Lyga’s engrossing follow-up to I Hunt Killers (2012) again focuses on 17-year-old Jazz, the son of the world’s most prolific serial killer, but expands his world by fleshing out previously minor characters. Jazz is called upon to help the NYPD hunt Hat-Dog, a brutal killer who might be connected to Jazz’s now-escaped father, Billy Dent. Meanwhile, Jazz’s girlfriend, Connie, starts receiving mysterious information about Jazz’s past. Her quest drags in Jazz’s hemophiliac best friend Howie, whose horndog behavior belies his deep understanding of his friend, as well as his talent for sneakiness. The gore and violence flow freely (references to disemboweling and enucleating abound); the main differentiator between this and adult thrillers is the age of the protagonists. As such, it’s a riveting story for any reader capable of handling the violence, as Lyga juggles multiple points of view and elegant shocks and twists. Readers might be frustrated by the multicliffhanger finale, but the main mystery wraps up smartly, and the character arcs are as fascinating as the gruesome murders.

Unshelved (March 8, 2013)
Lyga takes what should be a throwaway Hollywood premise — a teenager and his friends help the NYPD catch a serial killer — and turns it into a believable and terrifying thriller. It’s the characters! I couldn’t help being drawn in by Jazz. It’s unclear whether or not he inherited his father’s deadly tendencies, but it’s clear he has Billy Dent’s magnetic personality. — Read the Complete Review
I honestly don’t want to even talk about the actual story because it is just so good and I don’t want to mention anything that could spoil or make you anticipate what to expect. That’s part of the fun–having NO clue what is going to happen next. — Read the Complete Review
If you have a strong stomach, a love for the dark and twisted, and a heart that can handle stroke-level blood pressure, then Game will not disappoint…. I cannot express to you my love (and simultaneous horror) toward this incredible series.
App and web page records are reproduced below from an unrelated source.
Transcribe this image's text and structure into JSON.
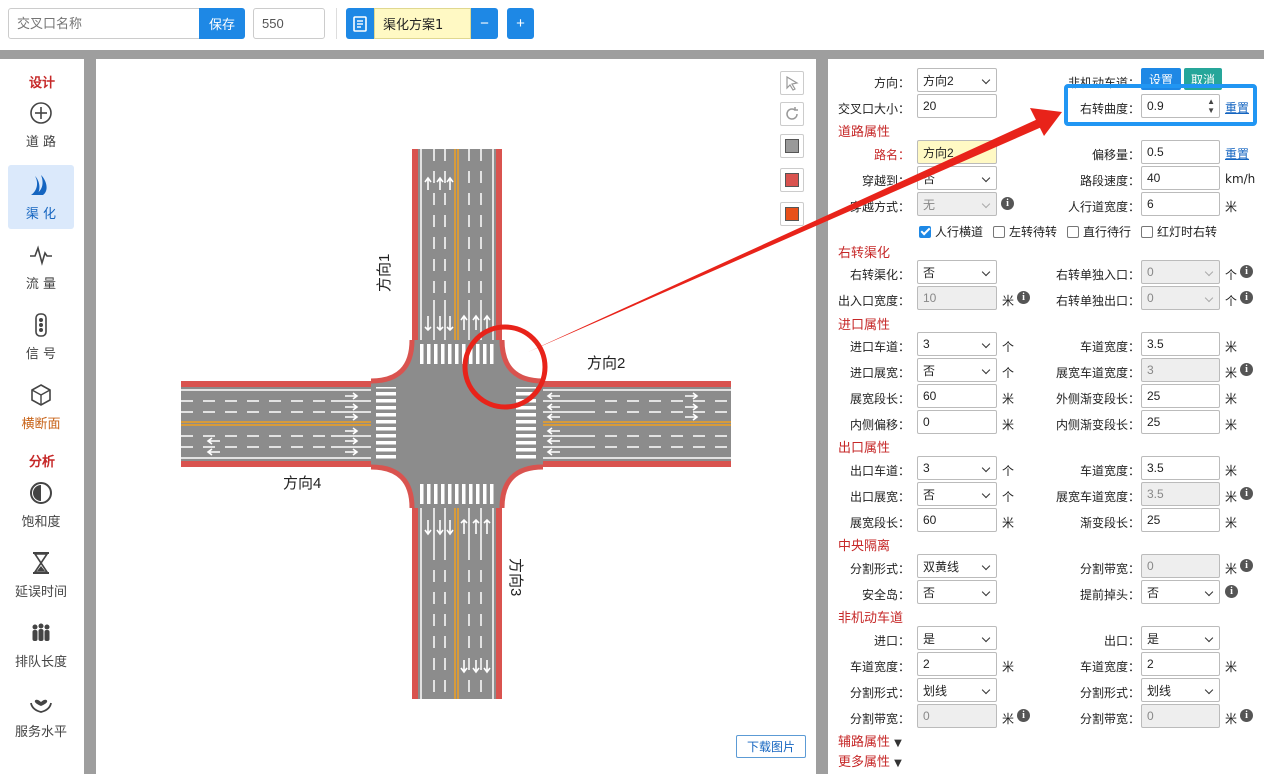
{
  "topbar": {
    "name_placeholder": "交叉口名称",
    "save_label": "保存",
    "number_value": "550",
    "scheme_name": "渠化方案1",
    "minus_label": "−",
    "plus_label": "+"
  },
  "sidebar": {
    "section_design": "设计",
    "section_analysis": "分析",
    "items": [
      {
        "label": "道 路",
        "icon": "crosshair-icon"
      },
      {
        "label": "渠 化",
        "icon": "channel-icon"
      },
      {
        "label": "流 量",
        "icon": "pulse-icon"
      },
      {
        "label": "信 号",
        "icon": "traffic-light-icon"
      },
      {
        "label": "横断面",
        "icon": "cube-icon"
      },
      {
        "label": "饱和度",
        "icon": "half-circle-icon"
      },
      {
        "label": "延误时间",
        "icon": "hourglass-icon"
      },
      {
        "label": "排队长度",
        "icon": "people-icon"
      },
      {
        "label": "服务水平",
        "icon": "hand-heart-icon"
      }
    ]
  },
  "canvas": {
    "dir1": "方向1",
    "dir2": "方向2",
    "dir3": "方向3",
    "dir4": "方向4",
    "download_label": "下载图片",
    "colors": {
      "road": "#888888",
      "edge": "#d9534f",
      "center": "#f0a020"
    }
  },
  "panel": {
    "direction_label": "方向：",
    "direction_value": "方向2",
    "nonmotor_label": "非机动车道：",
    "set_label": "设置",
    "cancel_label": "取消",
    "size_label": "交叉口大小：",
    "size_value": "20",
    "curve_label": "右转曲度：",
    "curve_value": "0.9",
    "reset_label": "重置",
    "road_section": "道路属性",
    "road_name_label": "路名：",
    "road_name_value": "方向2",
    "offset_label": "偏移量：",
    "offset_value": "0.5",
    "cross_label": "穿越到：",
    "cross_value": "否",
    "speed_label": "路段速度：",
    "speed_value": "40",
    "speed_unit": "km/h",
    "cross_mode_label": "穿越方式：",
    "cross_mode_value": "无",
    "sidewalk_label": "人行道宽度：",
    "sidewalk_value": "6",
    "unit_m": "米",
    "unit_count": "个",
    "cb_crosswalk": "人行横道",
    "cb_left_wait": "左转待转",
    "cb_straight_wait": "直行待行",
    "cb_red_right": "红灯时右转",
    "right_section": "右转渠化",
    "right_ch_label": "右转渠化：",
    "right_ch_value": "否",
    "right_entry_label": "右转单独入口：",
    "right_entry_value": "0",
    "io_width_label": "出入口宽度：",
    "io_width_value": "10",
    "right_exit_label": "右转单独出口：",
    "right_exit_value": "0",
    "entry_section": "进口属性",
    "entry_lanes_label": "进口车道：",
    "entry_lanes_value": "3",
    "lane_width_label": "车道宽度：",
    "entry_lane_width": "3.5",
    "entry_widen_label": "进口展宽：",
    "entry_widen_value": "否",
    "widen_lane_width_label": "展宽车道宽度：",
    "entry_widen_lane_width": "3",
    "widen_len_label": "展宽段长：",
    "entry_widen_len": "60",
    "outer_taper_label": "外侧渐变段长：",
    "outer_taper_value": "25",
    "inner_offset_label": "内侧偏移：",
    "inner_offset_value": "0",
    "inner_taper_label": "内侧渐变段长：",
    "inner_taper_value": "25",
    "exit_section": "出口属性",
    "exit_lanes_label": "出口车道：",
    "exit_lanes_value": "3",
    "exit_lane_width": "3.5",
    "exit_widen_label": "出口展宽：",
    "exit_widen_value": "否",
    "exit_widen_lane_width": "3.5",
    "exit_widen_len": "60",
    "taper_label": "渐变段长：",
    "exit_taper_value": "25",
    "median_section": "中央隔离",
    "split_form_label": "分割形式：",
    "median_form_value": "双黄线",
    "split_width_label": "分割带宽：",
    "median_width_value": "0",
    "island_label": "安全岛：",
    "island_value": "否",
    "uturn_label": "提前掉头：",
    "uturn_value": "否",
    "nonmotor_section": "非机动车道",
    "in_label": "进口：",
    "in_value": "是",
    "out_label": "出口：",
    "out_value": "是",
    "nm_in_width": "2",
    "nm_out_width": "2",
    "nm_in_form": "划线",
    "nm_out_form": "划线",
    "nm_in_split": "0",
    "nm_out_split": "0",
    "aux_section": "辅路属性",
    "more_section": "更多属性"
  }
}
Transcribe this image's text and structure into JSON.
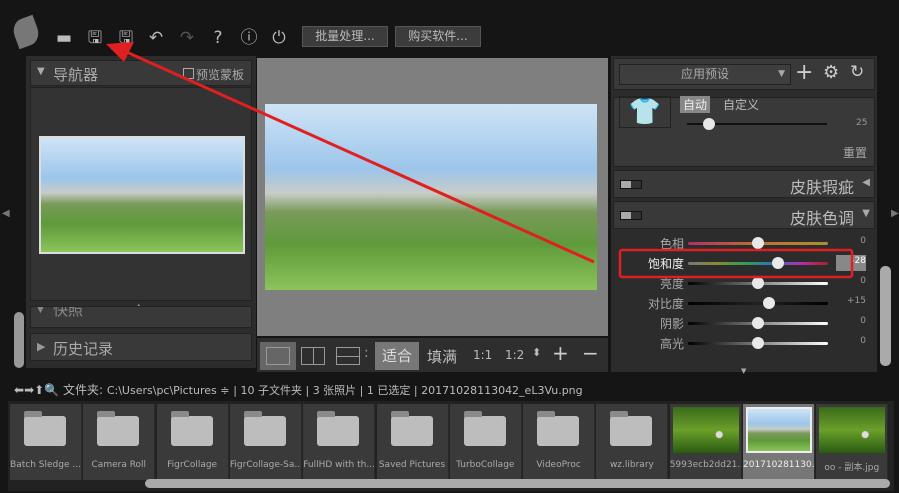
{
  "toolbar": {
    "batch_label": "批量处理...",
    "buy_label": "购买软件..."
  },
  "navigator": {
    "title": "导航器",
    "preview_mask": "预览蒙板",
    "snapshot": "快照",
    "history": "历史记录"
  },
  "view": {
    "sep": ":",
    "fit": "适合",
    "fill": "填满",
    "ratio1": "1:1",
    "ratio2": "1:2"
  },
  "right": {
    "preset": "应用预设",
    "auto": "自动",
    "custom": "自定义",
    "top_value": "25",
    "reset": "重置",
    "section1": "皮肤瑕疵",
    "section2": "皮肤色调",
    "sliders": [
      {
        "label": "色相",
        "value": "0",
        "pos": 0.5
      },
      {
        "label": "饱和度",
        "value": "-28",
        "pos": 0.64
      },
      {
        "label": "亮度",
        "value": "0",
        "pos": 0.5
      },
      {
        "label": "对比度",
        "value": "+15",
        "pos": 0.575
      },
      {
        "label": "阴影",
        "value": "0",
        "pos": 0.5
      },
      {
        "label": "高光",
        "value": "0",
        "pos": 0.5
      }
    ]
  },
  "path": {
    "folder_label": "文件夹:",
    "path": "C:\\Users\\pc\\Pictures ≑",
    "info": "| 10 子文件夹 | 3 张照片 | 1 已选定 | 20171028113042_eL3Vu.png"
  },
  "files": [
    {
      "name": "Batch Sledge ...",
      "type": "folder"
    },
    {
      "name": "Camera Roll",
      "type": "folder"
    },
    {
      "name": "FigrCollage",
      "type": "folder"
    },
    {
      "name": "FigrCollage-Sa...",
      "type": "folder"
    },
    {
      "name": "FullHD with th...",
      "type": "folder"
    },
    {
      "name": "Saved Pictures",
      "type": "folder"
    },
    {
      "name": "TurboCollage",
      "type": "folder"
    },
    {
      "name": "VideoProc",
      "type": "folder"
    },
    {
      "name": "wz.library",
      "type": "folder"
    },
    {
      "name": "5993ecb2dd21...",
      "type": "image"
    },
    {
      "name": "201710281130...",
      "type": "image",
      "selected": true
    },
    {
      "name": "oo - 副本.jpg",
      "type": "image"
    }
  ],
  "colors": {
    "highlight": "#e02020"
  }
}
Barry Lyga, you scare the actual hell out of me. I couldn’t be more pleased. — Read the Complete Review